Government may be forced to take over East Coast rail franchise, Chris Grayling admits
The Government may be forced to run East Coast mainline rail services after the private sector operator “got its numbers wrong,” Chris Grayling has said.
The Transport Secretary told MPs yesterday that the deal with Stagecoach to run the franchise would have to be cut short as the company had “overbid” for the contract.
Speaking in the Commons Mr Grayling added the Government could step in to ensure services continued.
"The problem is that Stagecoach got its numbers wrong. It overbid and is now paying a price," he said.

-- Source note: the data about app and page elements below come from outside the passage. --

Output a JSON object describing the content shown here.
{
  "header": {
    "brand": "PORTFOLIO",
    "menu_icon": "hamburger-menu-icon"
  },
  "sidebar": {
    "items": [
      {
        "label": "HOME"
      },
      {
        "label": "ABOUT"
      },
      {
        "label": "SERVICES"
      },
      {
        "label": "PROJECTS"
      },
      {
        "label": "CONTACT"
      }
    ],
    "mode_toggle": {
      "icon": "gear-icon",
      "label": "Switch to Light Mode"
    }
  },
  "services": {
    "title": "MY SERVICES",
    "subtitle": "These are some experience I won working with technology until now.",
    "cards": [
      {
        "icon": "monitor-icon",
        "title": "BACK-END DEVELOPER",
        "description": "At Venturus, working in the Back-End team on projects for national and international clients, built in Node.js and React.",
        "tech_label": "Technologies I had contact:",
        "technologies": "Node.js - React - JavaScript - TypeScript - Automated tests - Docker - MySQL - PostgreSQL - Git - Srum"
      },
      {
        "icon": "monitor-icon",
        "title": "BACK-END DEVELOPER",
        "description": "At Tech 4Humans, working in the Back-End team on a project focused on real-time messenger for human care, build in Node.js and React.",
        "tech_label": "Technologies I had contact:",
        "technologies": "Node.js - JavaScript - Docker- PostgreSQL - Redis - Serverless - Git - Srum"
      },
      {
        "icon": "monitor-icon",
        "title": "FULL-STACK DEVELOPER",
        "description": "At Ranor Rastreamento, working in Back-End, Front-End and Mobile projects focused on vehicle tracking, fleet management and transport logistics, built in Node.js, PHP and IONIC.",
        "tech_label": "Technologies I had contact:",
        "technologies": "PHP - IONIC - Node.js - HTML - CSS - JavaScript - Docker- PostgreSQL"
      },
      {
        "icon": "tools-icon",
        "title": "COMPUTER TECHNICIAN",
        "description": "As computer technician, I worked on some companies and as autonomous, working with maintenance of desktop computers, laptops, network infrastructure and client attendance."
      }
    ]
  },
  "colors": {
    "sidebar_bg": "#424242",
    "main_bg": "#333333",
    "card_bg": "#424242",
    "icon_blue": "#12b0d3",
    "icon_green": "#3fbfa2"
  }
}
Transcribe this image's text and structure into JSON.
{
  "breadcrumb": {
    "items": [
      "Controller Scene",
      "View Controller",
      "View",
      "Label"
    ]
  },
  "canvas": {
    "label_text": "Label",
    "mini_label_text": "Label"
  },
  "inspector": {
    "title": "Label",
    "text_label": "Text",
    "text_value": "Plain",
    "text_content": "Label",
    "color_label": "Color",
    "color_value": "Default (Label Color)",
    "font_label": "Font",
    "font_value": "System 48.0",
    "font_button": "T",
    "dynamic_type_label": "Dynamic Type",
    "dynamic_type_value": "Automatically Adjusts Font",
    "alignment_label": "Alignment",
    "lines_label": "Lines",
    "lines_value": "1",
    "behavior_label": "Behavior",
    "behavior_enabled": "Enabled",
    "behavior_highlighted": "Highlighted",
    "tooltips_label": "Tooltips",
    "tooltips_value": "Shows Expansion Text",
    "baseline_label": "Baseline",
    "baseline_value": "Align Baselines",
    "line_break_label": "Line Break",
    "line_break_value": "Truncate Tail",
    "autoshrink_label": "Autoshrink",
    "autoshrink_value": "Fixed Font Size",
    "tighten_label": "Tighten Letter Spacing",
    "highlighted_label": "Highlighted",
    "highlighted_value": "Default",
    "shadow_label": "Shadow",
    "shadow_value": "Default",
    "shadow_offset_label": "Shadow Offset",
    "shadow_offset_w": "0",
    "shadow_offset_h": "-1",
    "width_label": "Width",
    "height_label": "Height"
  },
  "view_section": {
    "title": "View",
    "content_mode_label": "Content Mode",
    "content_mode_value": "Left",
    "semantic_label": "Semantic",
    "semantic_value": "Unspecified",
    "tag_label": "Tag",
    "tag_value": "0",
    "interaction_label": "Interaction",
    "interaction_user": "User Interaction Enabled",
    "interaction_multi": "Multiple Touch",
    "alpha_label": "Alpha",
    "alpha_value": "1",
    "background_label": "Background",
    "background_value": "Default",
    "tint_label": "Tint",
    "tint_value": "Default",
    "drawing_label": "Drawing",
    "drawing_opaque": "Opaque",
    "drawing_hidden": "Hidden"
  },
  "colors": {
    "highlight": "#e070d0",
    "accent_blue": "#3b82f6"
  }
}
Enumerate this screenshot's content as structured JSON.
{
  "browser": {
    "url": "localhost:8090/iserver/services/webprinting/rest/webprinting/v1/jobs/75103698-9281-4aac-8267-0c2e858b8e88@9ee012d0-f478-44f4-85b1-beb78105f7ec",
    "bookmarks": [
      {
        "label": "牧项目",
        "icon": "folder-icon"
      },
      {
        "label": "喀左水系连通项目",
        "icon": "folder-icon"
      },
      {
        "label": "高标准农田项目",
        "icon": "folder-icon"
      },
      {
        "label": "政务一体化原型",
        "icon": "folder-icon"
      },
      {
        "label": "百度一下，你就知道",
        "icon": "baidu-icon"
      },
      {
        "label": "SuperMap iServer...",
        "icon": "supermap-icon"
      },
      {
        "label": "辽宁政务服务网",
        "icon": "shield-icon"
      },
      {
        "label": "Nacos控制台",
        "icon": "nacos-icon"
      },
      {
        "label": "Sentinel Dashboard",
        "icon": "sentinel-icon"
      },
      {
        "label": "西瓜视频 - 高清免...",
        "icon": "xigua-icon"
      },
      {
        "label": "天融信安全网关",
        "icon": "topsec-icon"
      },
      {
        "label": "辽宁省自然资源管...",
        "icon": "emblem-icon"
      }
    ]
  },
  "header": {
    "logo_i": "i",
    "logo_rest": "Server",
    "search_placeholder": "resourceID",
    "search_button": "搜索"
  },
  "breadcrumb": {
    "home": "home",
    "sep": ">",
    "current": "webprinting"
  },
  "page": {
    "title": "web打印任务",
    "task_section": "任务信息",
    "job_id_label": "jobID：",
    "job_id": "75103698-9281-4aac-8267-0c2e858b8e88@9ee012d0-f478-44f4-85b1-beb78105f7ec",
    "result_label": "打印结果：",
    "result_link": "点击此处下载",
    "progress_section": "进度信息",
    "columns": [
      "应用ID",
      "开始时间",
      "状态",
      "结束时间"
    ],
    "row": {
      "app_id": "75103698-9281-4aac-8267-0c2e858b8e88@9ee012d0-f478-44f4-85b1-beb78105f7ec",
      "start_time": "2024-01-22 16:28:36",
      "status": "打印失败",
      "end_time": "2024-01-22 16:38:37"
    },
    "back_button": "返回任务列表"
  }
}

But the Transport Secretary insisted that it would be the firm that took the financial hit, saying: "Stagecoach will be held to all of its contractual obligations in full."
He added: "It should also act as a stark warning to any company tempted to over-bid in future."
Former Labour transport secretary Lord Adonis slammed the move, accusing Mr Grayling of "undertaking another unjustified bailout of Virgin and Stagecoach at the expense of taxpayers".
He added: "The reason for these disgraceful bailouts we've been seeing from Mr Grayling is because he simply is not prepared to contemplate putting his duty above ideology and substituting for failing private companies a state company."
However, Mr Grayling was adamant that there was "no question of a bailout".
Stagecoach and Virgin were contracted to run the East Coast line from 2015 to 2023, for which they promised to pay the Government £3.3bn.
But Stagecoach, which owns 90% of the joint venture, is now set to lose about £200m on the collapsed deal, equating to more than 20% of its total market value.